What’s the book about?
It’s about the “monkeys” in our head. These monkeys are our various traits and/or emotions. For example, Procrastination Monkey or Fear Monkey. It’s about how we live so much in our head that it often leads to things in real life. In that sense, it’s similar to the ideas presented in “The Power Of Your Subconscious Mind” by Dr Joseph Murphy.
It talks about how, in spite of our best intentions and goals, we fail to achieve what we have set out to. How various monkeys get in our way and ruin things for us. How our inability to control our minds leads us to fall short of our dreams.
How these monkeys, that prevent us from achieving our goals, end up making us loathe ourselves and even bring down our self-worth, unbeknownst to us.
What did I love about this book?
After finishing the book, I read a review about it that said that the book was useless because it didn’t present any new ideas and it was all same old wisdom.
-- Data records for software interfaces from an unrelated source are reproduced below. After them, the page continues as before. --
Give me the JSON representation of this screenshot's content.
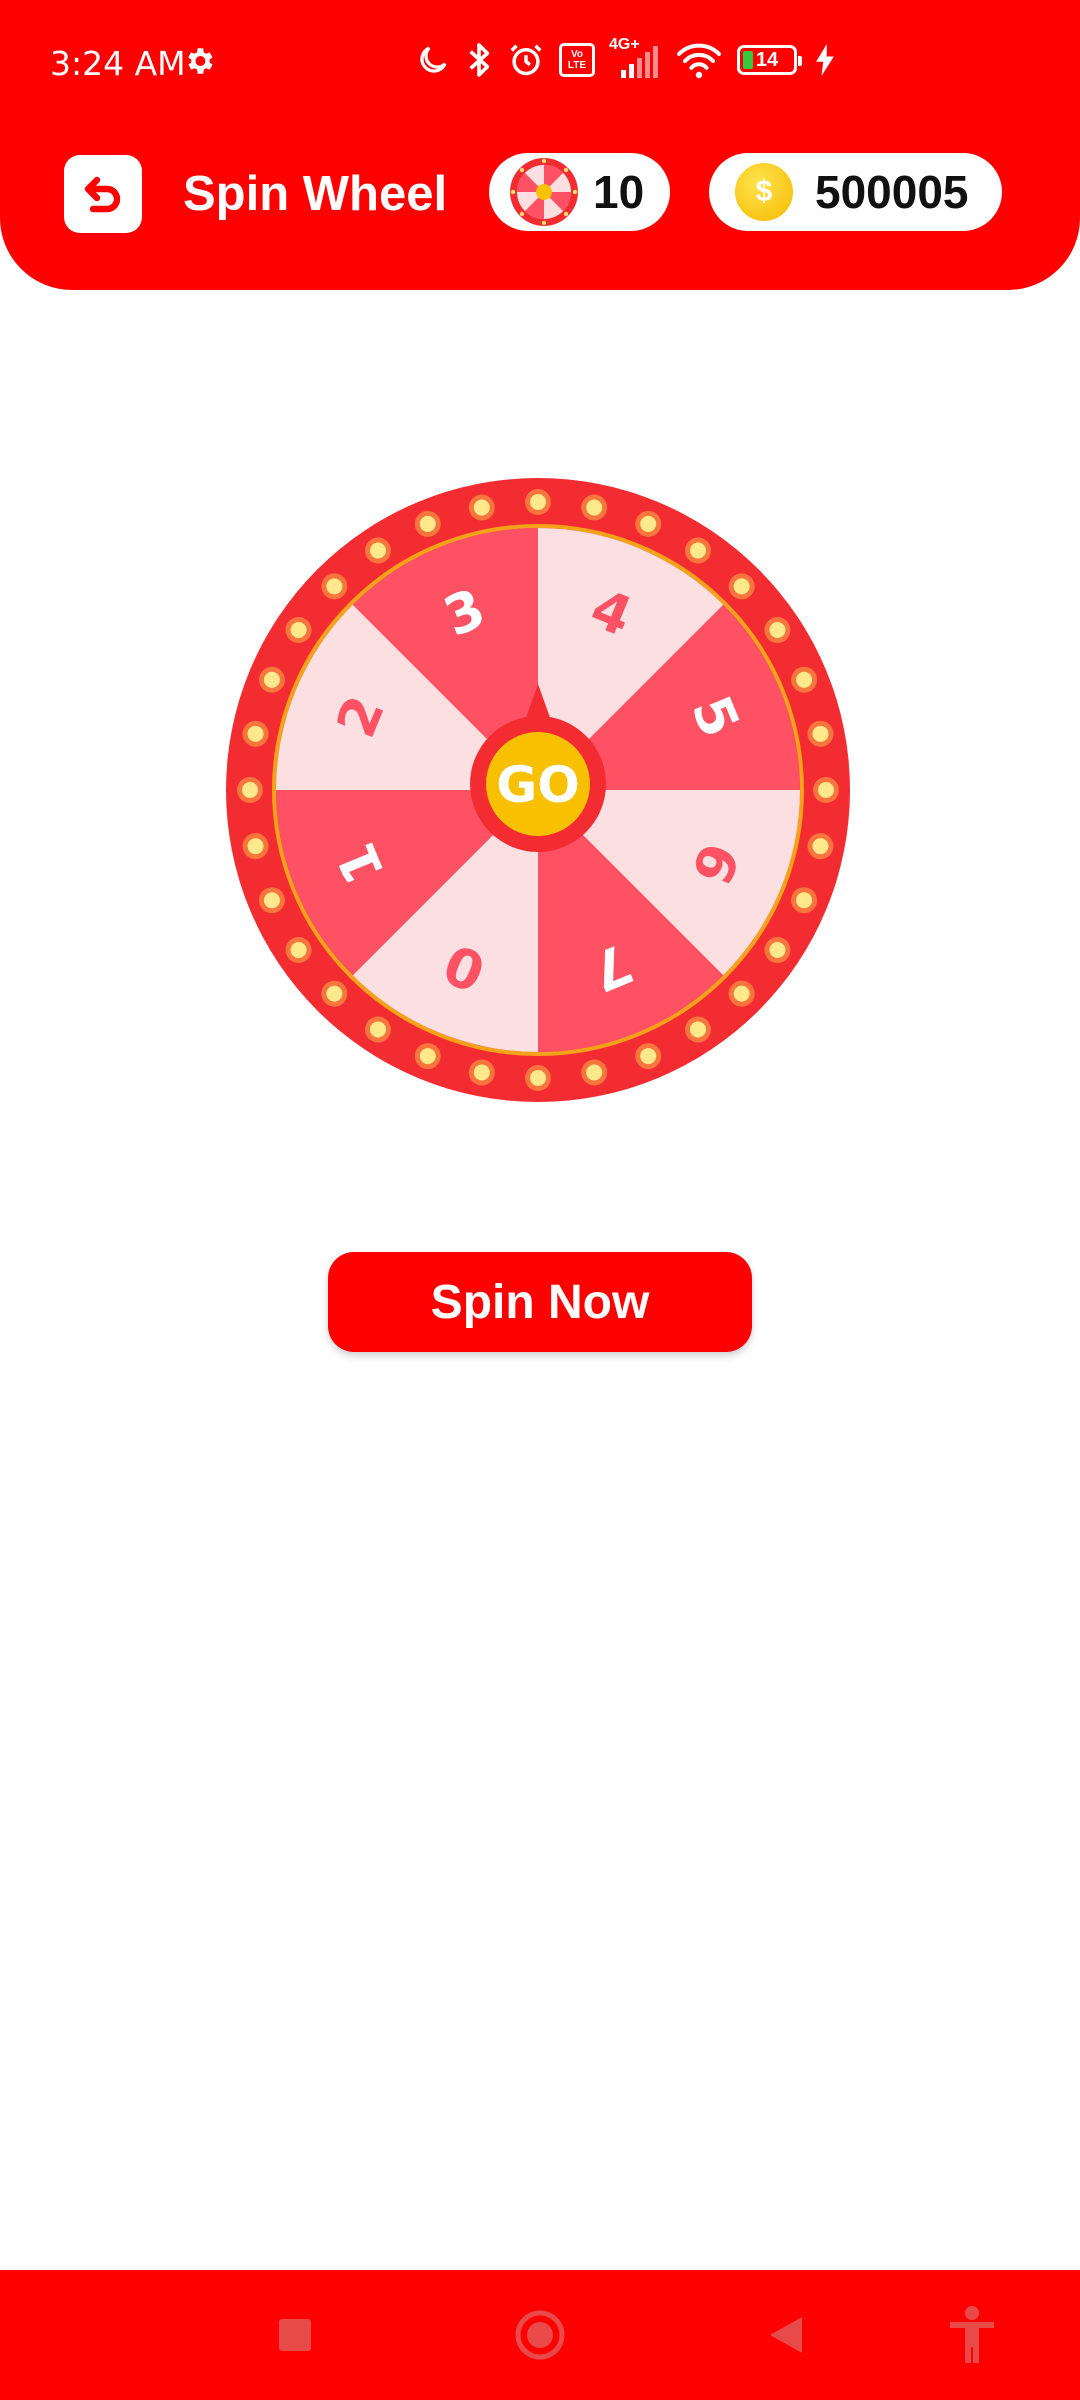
{
  "status_bar": {
    "time": "3:24 AM",
    "volte_top": "Vo",
    "volte_bottom": "LTE",
    "network": "4G+",
    "battery": "14"
  },
  "header": {
    "title": "Spin Wheel",
    "spins_count": "10",
    "coins": "500005"
  },
  "wheel": {
    "segments": [
      "0",
      "7",
      "6",
      "5",
      "4",
      "3",
      "2",
      "1"
    ],
    "center_label": "GO"
  },
  "spin_button": {
    "label": "Spin Now"
  },
  "colors": {
    "brand_red": "#fe0000",
    "segment_dark": "#fe5264",
    "segment_light": "#fcdfe0",
    "rim_red": "#f32c31",
    "gold": "#f7c000"
  }
}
I found that harsh.
In my humble opinion, the wisdom shared by age-old texts is simply presented differently in modern books. Having read “The Gita for Children” and “The Vedas and Upanishads for Children”, I find modern wisdom to be the same points presented in different language/manner. Most times, they present a technique/method/process that sets them apart from old wisdom or other books on modern wisdom.
This book seemed no different to me in that context. What I loved was the way the author presented the ideas using “monkeys”! To me, that was an absolutely new tyle and it helped me finish the book in a day. It was funny and engrossing.
In the end, it also shares a simple technique to keep these “monkeys” at bay and make sure that we can focus on what’s actually important.
I think this book is best suited for teenagers. Most teenagers I have met in my family dislike reading and talking to them about any kind of self-help/self-improvement books is like stepping into a territory full of mines. But, I think, the style in this book is simple and funny enough to keep these people engaged and maybe help them overcome the dislike/fear they have for reading. 😉